I also found an invasive little native vine growing up through the branches too. It's something called a "Guadeloupe Cucumber". Apparently the fruit are edible in the pale green unripe stage, but when they darken they become toxic and can give you a whole world of stomach woes. I'm going to finish ripping out the vines this weekend, and probably taste a couple of the fruit just to see what they're like and if they have any ill effects on my system. If not, I'll save the rest and use them up since they are the color of green grapes. I like the idea of food just sprouting from the ground without any effort.

I just placed an online seed order, and with the seeds I already have, will now be completely set come cooler weather. I ordered some spinach that has a better heat tolerance, some Dragon's Tongue beans, a radish variety that is supposed to be more sweet than spicy, some kale, white/green kohlrabi, and a variety of Italian parsley that is supposed to grow well most anywhere. I've still got Italian style broad beans, plain old green and burgundy beans, carrots, lettuce, chard, beets, turnips, zucchini, cucumbers, spicy radishes, melons, and a few varieties of herbs. When the time comes, I'll buy baby broccoli plants and try my hand at them again. I might pick up a few more pepper plants today too, depending on what the nursery has on hand. Big bell peppers don't do so great here, but hot peppers, little sweet peppers,  and poblanos certainly do!

My Spring annual flowers are all dead from the heat or bolting and leggy. I'll probably replace a few of them for color, but mostly cool weather I try and concentrate on growing all the leafy veggies that would just fry in the heat. Later on in Fall, I'll probably get some more chrysanthemums and such. I have a few I've been babying along in containers and they keep coming back for me. I need to try and revive them again so they'll be ready to bloom when it cools off. All if my ivy is thriving. Ivy will thrive after the Zombie Apocolypse. I don't think I could kill ivy if I tried, unless it involved a flamethrower. If I have a spot I need to decorate a bit and it's in a difficult area light-wise, I just plant some fancy leaf ivy. My pretty little Fuschia hanging basket fried in the heat, even though I kept moving it and babying it and trying to nurse it along. It just couldn't take it anymore. The impatiens are on tall stalks now. Scraggly and leggy. They're in long windowbox type containers. I'll pull them and plant beets, radishes, and turnips there when it cools off. All three do well in that kind of a container.  The begonias are all tall and scraggly too. Time to pull them up and start preparing the containers for something new.

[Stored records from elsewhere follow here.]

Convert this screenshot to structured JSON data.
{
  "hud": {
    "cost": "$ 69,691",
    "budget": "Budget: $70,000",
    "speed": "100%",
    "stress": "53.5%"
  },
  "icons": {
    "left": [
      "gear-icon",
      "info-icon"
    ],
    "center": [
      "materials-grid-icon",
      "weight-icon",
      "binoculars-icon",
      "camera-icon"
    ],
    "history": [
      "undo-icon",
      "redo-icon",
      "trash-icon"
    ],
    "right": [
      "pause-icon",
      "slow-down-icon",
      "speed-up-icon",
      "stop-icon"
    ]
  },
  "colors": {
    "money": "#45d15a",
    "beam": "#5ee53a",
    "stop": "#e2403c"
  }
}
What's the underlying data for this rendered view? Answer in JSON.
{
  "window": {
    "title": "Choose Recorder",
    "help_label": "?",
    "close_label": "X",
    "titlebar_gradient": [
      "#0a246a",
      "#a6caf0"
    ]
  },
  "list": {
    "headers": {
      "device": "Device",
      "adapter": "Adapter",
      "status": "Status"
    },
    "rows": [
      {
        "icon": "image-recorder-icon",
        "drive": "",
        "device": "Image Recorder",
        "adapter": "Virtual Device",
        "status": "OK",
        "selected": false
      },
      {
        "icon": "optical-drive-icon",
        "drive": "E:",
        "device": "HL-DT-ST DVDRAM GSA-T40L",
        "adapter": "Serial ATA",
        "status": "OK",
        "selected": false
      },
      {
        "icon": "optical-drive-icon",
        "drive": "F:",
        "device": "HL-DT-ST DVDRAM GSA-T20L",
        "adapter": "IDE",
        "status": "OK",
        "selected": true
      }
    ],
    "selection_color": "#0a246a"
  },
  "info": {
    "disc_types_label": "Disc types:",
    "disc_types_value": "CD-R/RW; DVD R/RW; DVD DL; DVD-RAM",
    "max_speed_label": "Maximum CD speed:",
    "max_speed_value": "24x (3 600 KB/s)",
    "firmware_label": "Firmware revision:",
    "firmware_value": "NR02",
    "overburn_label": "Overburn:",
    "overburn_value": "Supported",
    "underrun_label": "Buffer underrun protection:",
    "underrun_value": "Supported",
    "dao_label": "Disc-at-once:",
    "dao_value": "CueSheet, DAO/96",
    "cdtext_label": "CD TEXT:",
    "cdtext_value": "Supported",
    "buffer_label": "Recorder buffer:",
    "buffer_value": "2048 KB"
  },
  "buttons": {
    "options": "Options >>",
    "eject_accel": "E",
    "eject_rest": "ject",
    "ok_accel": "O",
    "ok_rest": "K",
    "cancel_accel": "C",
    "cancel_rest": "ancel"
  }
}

The last time I ordered seeds, I got a freebie packet of little round carrots that I think will grow just fine in a shallow container as well. The carrots are about the size of a quarter gumball, and I'm looking foward to planting them and seeing what comes of them through the Fall and Winter.

That's all the time I have to ramble about my garden. Time to go swim.